_About this exercise:_
Only the text of the records, copied exactly, is wanted; no pictures.

(Element data from apps and pages)
--- --- ---

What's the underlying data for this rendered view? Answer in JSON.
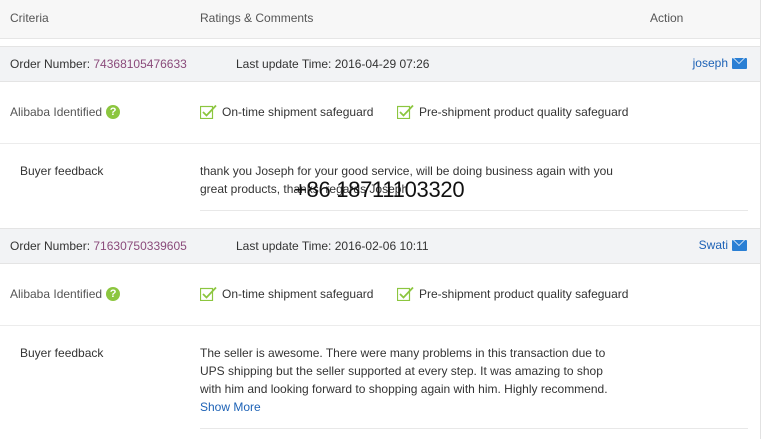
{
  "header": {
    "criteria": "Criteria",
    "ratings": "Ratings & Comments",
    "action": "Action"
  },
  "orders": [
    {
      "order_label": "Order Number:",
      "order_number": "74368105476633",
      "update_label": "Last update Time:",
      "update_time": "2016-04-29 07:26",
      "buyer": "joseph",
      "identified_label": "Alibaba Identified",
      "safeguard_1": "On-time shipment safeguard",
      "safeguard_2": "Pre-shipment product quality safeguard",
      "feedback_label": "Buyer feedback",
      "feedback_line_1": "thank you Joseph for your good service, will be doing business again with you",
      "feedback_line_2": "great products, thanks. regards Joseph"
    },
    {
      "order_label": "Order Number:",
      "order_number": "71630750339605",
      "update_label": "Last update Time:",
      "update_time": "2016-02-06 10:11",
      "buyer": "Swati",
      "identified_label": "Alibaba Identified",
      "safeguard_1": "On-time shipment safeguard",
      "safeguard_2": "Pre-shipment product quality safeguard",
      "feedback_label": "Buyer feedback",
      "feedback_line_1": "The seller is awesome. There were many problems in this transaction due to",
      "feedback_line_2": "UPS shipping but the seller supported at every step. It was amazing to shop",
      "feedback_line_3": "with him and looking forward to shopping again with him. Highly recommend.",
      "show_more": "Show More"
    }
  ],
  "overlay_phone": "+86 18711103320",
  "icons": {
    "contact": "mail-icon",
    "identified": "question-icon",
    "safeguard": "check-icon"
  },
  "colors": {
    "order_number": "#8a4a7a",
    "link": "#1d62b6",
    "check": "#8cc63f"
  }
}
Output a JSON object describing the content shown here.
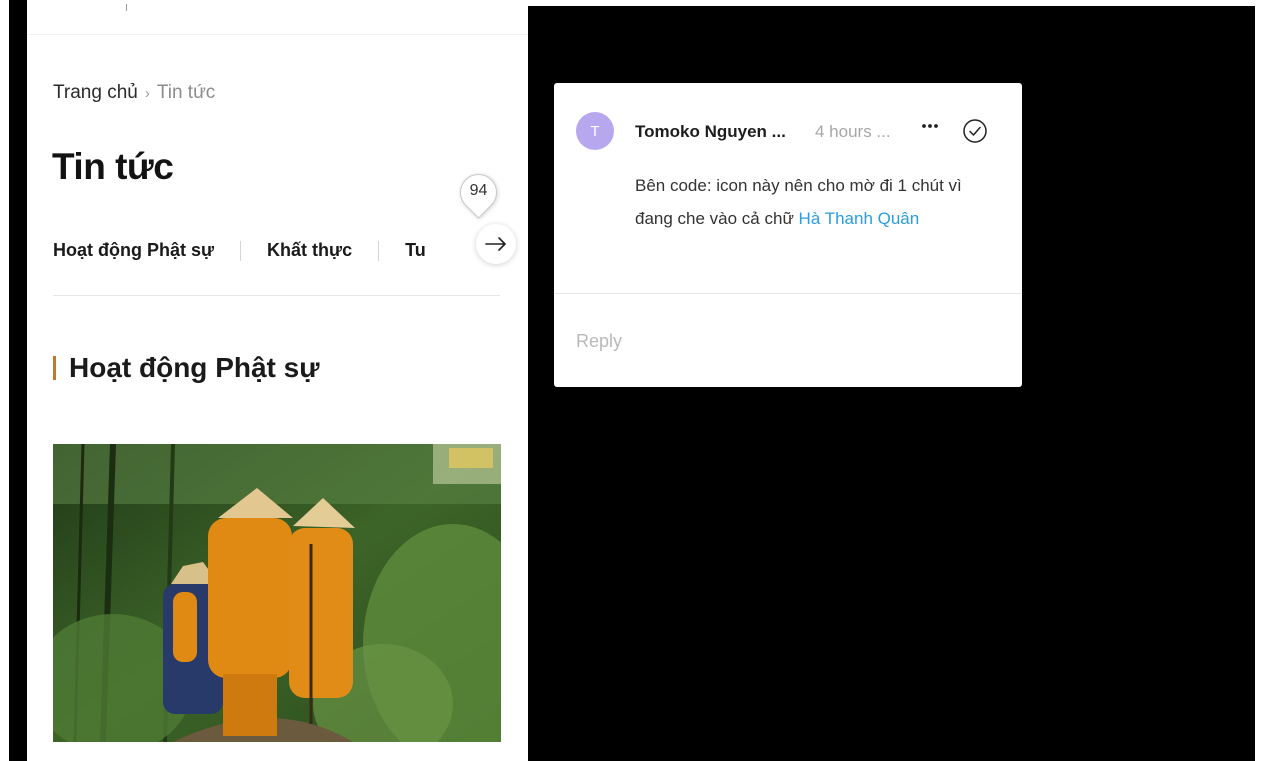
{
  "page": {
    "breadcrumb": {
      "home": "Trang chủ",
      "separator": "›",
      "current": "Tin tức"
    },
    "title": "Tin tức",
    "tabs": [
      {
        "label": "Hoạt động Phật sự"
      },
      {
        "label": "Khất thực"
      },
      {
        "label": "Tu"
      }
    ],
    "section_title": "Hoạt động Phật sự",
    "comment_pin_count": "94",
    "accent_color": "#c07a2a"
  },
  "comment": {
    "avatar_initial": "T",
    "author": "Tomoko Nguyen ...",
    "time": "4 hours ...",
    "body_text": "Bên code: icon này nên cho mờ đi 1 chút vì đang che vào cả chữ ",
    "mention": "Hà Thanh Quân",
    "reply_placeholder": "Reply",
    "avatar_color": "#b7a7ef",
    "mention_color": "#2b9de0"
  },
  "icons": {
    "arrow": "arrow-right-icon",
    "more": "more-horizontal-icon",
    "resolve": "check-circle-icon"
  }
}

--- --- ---

_Written solution:_
What's the underlying data for this rendered view? Answer in JSON.
{
  "header": {
    "criteria": "Criteria",
    "ratings": "Ratings & Comments",
    "action": "Action"
  },
  "orders": [
    {
      "order_label": "Order Number:",
      "order_number": "74368105476633",
      "update_label": "Last update Time:",
      "update_time": "2016-04-29 07:26",
      "buyer": "joseph",
      "identified_label": "Alibaba Identified",
      "safeguard_1": "On-time shipment safeguard",
      "safeguard_2": "Pre-shipment product quality safeguard",
      "feedback_label": "Buyer feedback",
      "feedback_line_1": "thank you Joseph for your good service, will be doing business again with you",
      "feedback_line_2": "great products, thanks. regards Joseph"
    },
    {
      "order_label": "Order Number:",
      "order_number": "71630750339605",
      "update_label": "Last update Time:",
      "update_time": "2016-02-06 10:11",
      "buyer": "Swati",
      "identified_label": "Alibaba Identified",
      "safeguard_1": "On-time shipment safeguard",
      "safeguard_2": "Pre-shipment product quality safeguard",
      "feedback_label": "Buyer feedback",
      "feedback_line_1": "The seller is awesome. There were many problems in this transaction due to",
      "feedback_line_2": "UPS shipping but the seller supported at every step. It was amazing to shop",
      "feedback_line_3": "with him and looking forward to shopping again with him. Highly recommend.",
      "show_more": "Show More"
    }
  ],
  "overlay_phone": "+86 18711103320",
  "icons": {
    "contact": "mail-icon",
    "identified": "question-icon",
    "safeguard": "check-icon"
  },
  "colors": {
    "order_number": "#8a4a7a",
    "link": "#1d62b6",
    "check": "#8cc63f"
  }
}
Output a JSON object describing the content shown here.
{
  "page": {
    "breadcrumb": {
      "home": "Trang chủ",
      "separator": "›",
      "current": "Tin tức"
    },
    "title": "Tin tức",
    "tabs": [
      {
        "label": "Hoạt động Phật sự"
      },
      {
        "label": "Khất thực"
      },
      {
        "label": "Tu"
      }
    ],
    "section_title": "Hoạt động Phật sự",
    "comment_pin_count": "94",
    "accent_color": "#c07a2a"
  },
  "comment": {
    "avatar_initial": "T",
    "author": "Tomoko Nguyen ...",
    "time": "4 hours ...",
    "body_text": "Bên code: icon này nên cho mờ đi 1 chút vì đang che vào cả chữ ",
    "mention": "Hà Thanh Quân",
    "reply_placeholder": "Reply",
    "avatar_color": "#b7a7ef",
    "mention_color": "#2b9de0"
  },
  "icons": {
    "arrow": "arrow-right-icon",
    "more": "more-horizontal-icon",
    "resolve": "check-circle-icon"
  }
}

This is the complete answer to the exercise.